Q – Can I undertake patch tests before the 12th April?

A – Patch tests can be sent to customers in the mail or can be collected at the salon, however they cannot be administered on site until the salon is fully opened.

Q – Do I have to keep my doors open?

A – A poorly ventilated occupied space poses an enhanced risk of transmission so it is important that spaces are well ventilated and doors and windows must be kept open. Internal fire doors must be kept closed however it is recommended that windows and the front door is kept ajar.

Q – What are fogging machines?

A – The fogging machine, or fogger as it is sometimes called, is a piece of equipment that uses a fine spray to apply a chemical solution which is increasing becoming popular as a means of sanitising surfaces. If you are going to adopt this process, ensure the chemical used is anti-viral.

Q – Are there any grants available to businesses?

A – Please check your local council’s business support page for details of any grants that are available in relation to each lockdown.

Q – Do I have to wear a visor/goggles if I am a spectacle wearer?
A – There is a higher a risk of transmission from just wearing spectacles so a

visor/goggles and a type II face mask must be worn.

Q – I own a premises but self-employed personnel work from there, am I still liable?

A – This depends entirely on the individual circumstances of each case. If someone is self-employed, they will generally be responsible for their own safety, however a test will need to be applied to determine whether someone is self-employed or an employee and more information on this can be found in the Health and Safety executives website available here:
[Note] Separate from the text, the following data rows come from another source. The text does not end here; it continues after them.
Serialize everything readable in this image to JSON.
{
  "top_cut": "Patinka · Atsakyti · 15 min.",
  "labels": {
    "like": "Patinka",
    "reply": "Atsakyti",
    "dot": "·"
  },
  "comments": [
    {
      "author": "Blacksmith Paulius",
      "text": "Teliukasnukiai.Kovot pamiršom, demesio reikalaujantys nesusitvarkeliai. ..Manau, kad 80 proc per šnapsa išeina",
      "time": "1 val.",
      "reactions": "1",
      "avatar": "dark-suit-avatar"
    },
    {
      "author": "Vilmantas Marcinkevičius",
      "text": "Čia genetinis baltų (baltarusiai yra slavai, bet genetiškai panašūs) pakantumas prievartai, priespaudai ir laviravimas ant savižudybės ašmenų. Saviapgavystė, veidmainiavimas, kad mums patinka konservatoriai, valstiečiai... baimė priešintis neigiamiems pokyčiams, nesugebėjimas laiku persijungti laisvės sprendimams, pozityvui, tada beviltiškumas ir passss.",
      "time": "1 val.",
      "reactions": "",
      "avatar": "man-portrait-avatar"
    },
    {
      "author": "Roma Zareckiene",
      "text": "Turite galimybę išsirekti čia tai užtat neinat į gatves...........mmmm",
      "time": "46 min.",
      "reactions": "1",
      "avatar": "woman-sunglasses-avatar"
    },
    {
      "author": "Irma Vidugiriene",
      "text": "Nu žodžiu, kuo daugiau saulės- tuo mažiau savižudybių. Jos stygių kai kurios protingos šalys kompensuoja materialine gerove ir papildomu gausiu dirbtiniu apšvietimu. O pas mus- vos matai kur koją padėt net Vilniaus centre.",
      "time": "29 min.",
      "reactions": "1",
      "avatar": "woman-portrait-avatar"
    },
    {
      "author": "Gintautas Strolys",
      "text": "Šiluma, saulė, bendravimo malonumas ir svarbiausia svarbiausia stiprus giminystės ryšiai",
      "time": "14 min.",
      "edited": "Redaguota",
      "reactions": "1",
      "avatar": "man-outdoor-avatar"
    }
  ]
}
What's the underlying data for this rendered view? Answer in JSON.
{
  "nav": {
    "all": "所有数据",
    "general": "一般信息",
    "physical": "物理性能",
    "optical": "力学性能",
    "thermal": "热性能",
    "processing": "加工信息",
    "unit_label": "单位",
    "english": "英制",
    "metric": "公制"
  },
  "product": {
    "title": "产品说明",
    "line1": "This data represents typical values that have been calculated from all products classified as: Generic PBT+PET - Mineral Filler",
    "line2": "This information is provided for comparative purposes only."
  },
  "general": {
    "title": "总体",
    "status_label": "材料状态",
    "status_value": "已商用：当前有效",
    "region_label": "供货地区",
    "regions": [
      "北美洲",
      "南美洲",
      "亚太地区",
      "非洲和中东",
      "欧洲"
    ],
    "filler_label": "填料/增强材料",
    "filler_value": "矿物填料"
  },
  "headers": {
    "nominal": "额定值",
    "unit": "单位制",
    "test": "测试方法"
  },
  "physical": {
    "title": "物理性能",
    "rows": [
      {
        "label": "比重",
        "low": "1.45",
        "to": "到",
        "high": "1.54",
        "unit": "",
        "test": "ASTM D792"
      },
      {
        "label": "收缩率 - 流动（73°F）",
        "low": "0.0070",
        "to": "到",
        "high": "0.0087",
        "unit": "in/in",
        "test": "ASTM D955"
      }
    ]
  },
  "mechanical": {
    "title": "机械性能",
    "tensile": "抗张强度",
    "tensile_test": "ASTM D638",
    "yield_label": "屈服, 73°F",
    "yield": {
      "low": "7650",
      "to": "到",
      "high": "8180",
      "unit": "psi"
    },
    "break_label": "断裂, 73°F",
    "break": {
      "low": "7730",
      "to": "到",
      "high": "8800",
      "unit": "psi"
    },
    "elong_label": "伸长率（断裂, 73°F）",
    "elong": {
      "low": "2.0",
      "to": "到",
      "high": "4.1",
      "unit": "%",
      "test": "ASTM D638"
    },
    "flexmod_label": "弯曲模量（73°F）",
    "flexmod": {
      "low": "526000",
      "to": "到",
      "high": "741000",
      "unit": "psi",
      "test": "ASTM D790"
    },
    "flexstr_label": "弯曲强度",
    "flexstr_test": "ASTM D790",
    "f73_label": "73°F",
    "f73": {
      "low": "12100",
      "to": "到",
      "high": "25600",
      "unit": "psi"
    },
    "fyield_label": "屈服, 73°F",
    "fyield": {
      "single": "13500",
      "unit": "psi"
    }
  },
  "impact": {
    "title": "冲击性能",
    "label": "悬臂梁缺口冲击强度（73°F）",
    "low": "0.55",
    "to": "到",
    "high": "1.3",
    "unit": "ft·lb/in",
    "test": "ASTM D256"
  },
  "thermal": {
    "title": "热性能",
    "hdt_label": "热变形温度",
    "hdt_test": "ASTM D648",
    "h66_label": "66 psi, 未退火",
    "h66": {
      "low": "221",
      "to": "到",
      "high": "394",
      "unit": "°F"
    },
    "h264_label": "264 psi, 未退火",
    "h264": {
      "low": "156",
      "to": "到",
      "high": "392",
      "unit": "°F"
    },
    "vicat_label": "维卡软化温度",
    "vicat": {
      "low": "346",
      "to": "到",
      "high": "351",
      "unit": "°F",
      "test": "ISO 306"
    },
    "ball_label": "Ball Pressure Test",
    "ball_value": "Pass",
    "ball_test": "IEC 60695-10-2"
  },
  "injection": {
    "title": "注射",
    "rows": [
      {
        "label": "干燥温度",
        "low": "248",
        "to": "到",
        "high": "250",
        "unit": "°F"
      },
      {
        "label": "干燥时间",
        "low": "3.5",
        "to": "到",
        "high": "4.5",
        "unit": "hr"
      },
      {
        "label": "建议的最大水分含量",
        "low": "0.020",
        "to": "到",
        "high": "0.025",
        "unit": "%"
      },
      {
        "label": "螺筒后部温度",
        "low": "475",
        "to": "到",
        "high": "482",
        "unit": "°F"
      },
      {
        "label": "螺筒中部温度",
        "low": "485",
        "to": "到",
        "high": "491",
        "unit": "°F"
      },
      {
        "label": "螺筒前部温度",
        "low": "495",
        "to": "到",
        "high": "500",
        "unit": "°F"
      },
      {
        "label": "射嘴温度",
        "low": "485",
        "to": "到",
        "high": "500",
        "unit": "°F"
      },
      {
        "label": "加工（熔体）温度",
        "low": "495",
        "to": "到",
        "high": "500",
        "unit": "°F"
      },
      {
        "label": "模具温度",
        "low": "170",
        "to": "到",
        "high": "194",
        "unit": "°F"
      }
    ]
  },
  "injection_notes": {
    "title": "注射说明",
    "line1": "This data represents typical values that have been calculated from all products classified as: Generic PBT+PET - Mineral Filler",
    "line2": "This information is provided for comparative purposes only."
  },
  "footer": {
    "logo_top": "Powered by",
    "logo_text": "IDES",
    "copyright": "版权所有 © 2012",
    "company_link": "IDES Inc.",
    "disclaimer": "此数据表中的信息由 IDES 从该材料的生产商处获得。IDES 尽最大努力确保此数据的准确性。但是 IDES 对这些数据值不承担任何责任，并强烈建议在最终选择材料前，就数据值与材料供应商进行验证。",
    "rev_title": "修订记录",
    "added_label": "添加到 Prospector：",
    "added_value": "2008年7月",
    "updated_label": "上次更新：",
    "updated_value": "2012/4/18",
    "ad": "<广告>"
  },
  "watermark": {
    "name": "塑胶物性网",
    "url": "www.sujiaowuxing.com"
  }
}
What the law says – Self-employed workers – HSE

If it is your business premises you should also consider who has overall control of the business activity and who enters the premises. If this is entirely down to the self-employed staff member, then they must take the same precautions and assessment that an employer would do when considering the health and safety of customers and other people within the premises.

If you have overall control and also have a presence on site, then you would also need to consider the Health and Safety of other people, including the self- employed person, working or entering the premises.